Methods: We identified, obtained, and assessed data on intakes of these beverages in adults, by age and sex, from 193 nationally- or subnationally-representative diet surveys worldwide, representing over half the world's population. We also extracted data relevant to milk, fruit juice, and SSB availability for 187 countries from annual food balance information collected by the United Nations Food and Agriculture Organization. We developed a hierarchical Bayesian model to account for measurement incomparability, study representativeness, and sampling and modeling uncertainty, and to combine and harmonize nationally representative dietary survey data and food availability data.

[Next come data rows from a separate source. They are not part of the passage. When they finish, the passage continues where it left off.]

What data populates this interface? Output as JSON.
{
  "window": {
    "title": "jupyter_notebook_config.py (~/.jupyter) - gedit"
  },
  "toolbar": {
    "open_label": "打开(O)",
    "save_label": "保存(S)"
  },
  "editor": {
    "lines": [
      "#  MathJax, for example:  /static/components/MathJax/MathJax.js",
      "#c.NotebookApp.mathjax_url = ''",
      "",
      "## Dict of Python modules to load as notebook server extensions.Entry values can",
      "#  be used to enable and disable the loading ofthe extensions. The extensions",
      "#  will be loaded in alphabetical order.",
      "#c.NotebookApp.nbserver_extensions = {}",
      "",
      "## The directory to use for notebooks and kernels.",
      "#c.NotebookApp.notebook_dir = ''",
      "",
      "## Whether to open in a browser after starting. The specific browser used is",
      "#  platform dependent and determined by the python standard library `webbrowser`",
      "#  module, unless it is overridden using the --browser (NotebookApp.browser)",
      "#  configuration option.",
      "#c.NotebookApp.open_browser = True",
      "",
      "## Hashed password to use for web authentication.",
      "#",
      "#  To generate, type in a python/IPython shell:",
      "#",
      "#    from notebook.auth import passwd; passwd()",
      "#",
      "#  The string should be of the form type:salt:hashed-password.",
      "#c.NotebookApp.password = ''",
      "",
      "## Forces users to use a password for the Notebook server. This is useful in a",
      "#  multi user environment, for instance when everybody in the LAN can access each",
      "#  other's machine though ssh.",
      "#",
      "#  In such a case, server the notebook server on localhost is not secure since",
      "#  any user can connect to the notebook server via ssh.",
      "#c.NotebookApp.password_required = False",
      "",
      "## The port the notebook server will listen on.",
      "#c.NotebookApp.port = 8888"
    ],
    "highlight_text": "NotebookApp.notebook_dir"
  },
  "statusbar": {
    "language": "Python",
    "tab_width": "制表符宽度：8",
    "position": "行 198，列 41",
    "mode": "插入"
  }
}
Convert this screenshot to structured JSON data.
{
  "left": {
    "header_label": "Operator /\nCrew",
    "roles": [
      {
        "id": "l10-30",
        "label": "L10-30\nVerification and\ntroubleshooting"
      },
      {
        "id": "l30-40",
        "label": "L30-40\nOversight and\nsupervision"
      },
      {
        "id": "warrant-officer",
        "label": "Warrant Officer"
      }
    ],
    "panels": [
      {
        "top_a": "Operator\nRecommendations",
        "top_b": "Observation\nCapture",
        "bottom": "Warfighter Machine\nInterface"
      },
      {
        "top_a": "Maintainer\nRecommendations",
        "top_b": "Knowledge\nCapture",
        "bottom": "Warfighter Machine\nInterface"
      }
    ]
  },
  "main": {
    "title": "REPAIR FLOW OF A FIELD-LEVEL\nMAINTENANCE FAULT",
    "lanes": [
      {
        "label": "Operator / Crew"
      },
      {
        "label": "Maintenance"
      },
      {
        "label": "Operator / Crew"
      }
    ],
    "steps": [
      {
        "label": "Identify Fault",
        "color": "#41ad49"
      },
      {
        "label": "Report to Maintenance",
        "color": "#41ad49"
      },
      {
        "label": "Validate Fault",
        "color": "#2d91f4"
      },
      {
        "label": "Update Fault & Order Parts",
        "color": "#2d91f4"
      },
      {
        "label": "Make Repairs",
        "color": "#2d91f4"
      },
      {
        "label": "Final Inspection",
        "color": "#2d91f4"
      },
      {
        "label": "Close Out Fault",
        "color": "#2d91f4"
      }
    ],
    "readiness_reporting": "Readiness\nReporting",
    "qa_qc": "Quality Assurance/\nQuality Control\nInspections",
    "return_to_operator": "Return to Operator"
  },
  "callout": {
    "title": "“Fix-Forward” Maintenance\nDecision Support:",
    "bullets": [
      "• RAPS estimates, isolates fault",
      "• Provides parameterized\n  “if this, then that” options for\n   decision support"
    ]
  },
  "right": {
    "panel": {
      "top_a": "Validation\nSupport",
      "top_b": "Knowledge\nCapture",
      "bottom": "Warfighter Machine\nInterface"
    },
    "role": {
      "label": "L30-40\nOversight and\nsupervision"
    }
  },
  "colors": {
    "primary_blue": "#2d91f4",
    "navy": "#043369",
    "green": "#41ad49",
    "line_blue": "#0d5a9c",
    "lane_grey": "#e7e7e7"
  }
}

Results: In 2010, global average intakes were 0.58 (95%UI: 0.37, 0.89) 8 oz servings/day for SSBs, 0.16 (0.10, 0.26) for fruit juice, and 0.57 (0.39, 0.83) for milk. There was significant heterogeneity in consumption of each beverage by region and age. Intakes of SSB were highest in the Caribbean (1.9 servings/day; 1.2, 3.0); fruit juice consumption was highest in Australia and New Zealand (0.66; 0.35, 1.13); and milk intake was highest in Central Latin America and parts of Europe (1.06; 0.68, 1.59). Intakes of all three beverages were lowest in East Asia and Oceania. Globally and within regions, SSB consumption was highest in younger adults; fruit juice consumption showed little relation with age; and milk intakes were highest in older adults.

Conclusions: Our analysis highlights the enormous spectrum of beverage intakes worldwide, by country, age, and sex. These data are valuable for highlighting gaps in dietary surveillance, determining the impacts of these beverages on global health, and targeting dietary policy.

No MeSH data available.